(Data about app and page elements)
[Start of section]

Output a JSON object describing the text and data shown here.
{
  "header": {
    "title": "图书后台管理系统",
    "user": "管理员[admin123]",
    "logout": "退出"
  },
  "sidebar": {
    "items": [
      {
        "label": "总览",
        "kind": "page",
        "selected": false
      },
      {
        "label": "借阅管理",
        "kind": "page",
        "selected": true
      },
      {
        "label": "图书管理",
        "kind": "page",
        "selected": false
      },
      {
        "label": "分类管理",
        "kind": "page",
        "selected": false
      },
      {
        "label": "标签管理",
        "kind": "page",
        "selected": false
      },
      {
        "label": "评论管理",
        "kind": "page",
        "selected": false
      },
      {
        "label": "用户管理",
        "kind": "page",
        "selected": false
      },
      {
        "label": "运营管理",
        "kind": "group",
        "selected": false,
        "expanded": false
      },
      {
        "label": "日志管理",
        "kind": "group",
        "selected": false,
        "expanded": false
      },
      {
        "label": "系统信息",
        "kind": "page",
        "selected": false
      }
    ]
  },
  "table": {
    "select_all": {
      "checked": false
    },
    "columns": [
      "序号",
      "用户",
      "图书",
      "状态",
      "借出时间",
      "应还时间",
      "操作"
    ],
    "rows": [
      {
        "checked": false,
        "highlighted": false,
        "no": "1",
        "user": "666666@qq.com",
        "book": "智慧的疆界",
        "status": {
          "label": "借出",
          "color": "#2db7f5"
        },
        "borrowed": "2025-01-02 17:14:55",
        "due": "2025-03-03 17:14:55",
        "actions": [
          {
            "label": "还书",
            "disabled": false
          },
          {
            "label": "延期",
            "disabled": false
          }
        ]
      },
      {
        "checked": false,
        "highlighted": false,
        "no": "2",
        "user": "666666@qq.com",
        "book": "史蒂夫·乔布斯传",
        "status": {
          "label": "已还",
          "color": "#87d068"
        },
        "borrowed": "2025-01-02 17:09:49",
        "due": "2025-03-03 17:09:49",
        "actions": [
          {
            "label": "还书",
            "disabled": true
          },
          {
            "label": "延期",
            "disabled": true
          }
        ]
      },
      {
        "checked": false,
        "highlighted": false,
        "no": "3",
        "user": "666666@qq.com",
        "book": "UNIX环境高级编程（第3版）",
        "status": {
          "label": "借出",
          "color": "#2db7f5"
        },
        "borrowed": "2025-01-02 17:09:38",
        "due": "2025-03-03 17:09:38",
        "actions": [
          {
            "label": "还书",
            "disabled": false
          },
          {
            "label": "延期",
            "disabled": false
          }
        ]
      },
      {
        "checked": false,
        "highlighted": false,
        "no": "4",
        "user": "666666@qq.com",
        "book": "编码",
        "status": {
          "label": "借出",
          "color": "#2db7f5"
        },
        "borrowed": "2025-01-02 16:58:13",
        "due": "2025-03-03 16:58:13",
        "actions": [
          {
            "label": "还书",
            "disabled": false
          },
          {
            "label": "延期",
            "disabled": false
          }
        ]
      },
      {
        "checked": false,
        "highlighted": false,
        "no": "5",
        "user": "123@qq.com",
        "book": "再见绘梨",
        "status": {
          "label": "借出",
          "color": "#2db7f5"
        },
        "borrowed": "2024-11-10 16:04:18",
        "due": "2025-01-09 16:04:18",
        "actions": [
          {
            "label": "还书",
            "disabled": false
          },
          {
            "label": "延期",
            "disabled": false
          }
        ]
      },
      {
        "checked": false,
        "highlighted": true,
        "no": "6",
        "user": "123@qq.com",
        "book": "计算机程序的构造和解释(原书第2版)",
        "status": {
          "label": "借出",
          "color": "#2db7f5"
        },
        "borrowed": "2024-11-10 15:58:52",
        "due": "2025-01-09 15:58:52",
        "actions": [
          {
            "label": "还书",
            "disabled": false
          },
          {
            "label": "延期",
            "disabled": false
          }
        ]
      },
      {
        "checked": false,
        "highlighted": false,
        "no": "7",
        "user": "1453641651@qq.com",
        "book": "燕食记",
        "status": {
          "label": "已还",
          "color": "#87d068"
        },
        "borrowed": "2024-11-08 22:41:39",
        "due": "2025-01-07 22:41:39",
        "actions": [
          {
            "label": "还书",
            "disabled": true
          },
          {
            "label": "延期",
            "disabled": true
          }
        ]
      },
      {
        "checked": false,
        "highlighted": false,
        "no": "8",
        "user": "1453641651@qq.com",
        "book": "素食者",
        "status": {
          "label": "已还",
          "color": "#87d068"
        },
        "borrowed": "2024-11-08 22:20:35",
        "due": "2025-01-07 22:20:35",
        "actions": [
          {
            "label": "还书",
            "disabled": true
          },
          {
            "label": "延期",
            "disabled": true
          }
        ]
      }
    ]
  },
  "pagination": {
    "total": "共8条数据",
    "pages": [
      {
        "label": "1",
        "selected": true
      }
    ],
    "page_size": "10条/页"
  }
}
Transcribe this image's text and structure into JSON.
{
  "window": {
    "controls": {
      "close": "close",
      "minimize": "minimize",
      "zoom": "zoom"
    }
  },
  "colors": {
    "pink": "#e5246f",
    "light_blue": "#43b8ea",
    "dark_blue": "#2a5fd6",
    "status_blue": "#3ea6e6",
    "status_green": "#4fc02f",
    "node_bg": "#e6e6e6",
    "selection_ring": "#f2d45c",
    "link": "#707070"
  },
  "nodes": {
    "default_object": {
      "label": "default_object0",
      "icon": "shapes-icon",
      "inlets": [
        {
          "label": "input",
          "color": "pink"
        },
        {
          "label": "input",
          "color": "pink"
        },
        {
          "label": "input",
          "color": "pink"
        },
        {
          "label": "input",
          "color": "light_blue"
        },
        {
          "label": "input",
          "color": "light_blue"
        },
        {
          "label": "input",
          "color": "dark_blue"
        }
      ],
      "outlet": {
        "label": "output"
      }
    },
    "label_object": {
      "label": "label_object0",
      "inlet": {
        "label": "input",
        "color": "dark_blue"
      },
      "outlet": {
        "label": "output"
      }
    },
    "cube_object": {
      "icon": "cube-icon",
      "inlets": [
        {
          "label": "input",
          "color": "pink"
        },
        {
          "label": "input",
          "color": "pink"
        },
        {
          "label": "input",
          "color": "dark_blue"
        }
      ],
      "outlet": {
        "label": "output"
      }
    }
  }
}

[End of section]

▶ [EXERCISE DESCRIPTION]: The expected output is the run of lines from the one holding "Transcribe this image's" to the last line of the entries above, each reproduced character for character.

▶ [SOLUTION TO THIS EXERCISE]:
Transcribe this image's text and structure into JSON.
{
  "window": {
    "controls": {
      "close": "close",
      "minimize": "minimize",
      "zoom": "zoom"
    }
  },
  "colors": {
    "pink": "#e5246f",
    "light_blue": "#43b8ea",
    "dark_blue": "#2a5fd6",
    "status_blue": "#3ea6e6",
    "status_green": "#4fc02f",
    "node_bg": "#e6e6e6",
    "selection_ring": "#f2d45c",
    "link": "#707070"
  },
  "nodes": {
    "default_object": {
      "label": "default_object0",
      "icon": "shapes-icon",
      "inlets": [
        {
          "label": "input",
          "color": "pink"
        },
        {
          "label": "input",
          "color": "pink"
        },
        {
          "label": "input",
          "color": "pink"
        },
        {
          "label": "input",
          "color": "light_blue"
        },
        {
          "label": "input",
          "color": "light_blue"
        },
        {
          "label": "input",
          "color": "dark_blue"
        }
      ],
      "outlet": {
        "label": "output"
      }
    },
    "label_object": {
      "label": "label_object0",
      "inlet": {
        "label": "input",
        "color": "dark_blue"
      },
      "outlet": {
        "label": "output"
      }
    },
    "cube_object": {
      "icon": "cube-icon",
      "inlets": [
        {
          "label": "input",
          "color": "pink"
        },
        {
          "label": "input",
          "color": "pink"
        },
        {
          "label": "input",
          "color": "dark_blue"
        }
      ],
      "outlet": {
        "label": "output"
      }
    }
  }
}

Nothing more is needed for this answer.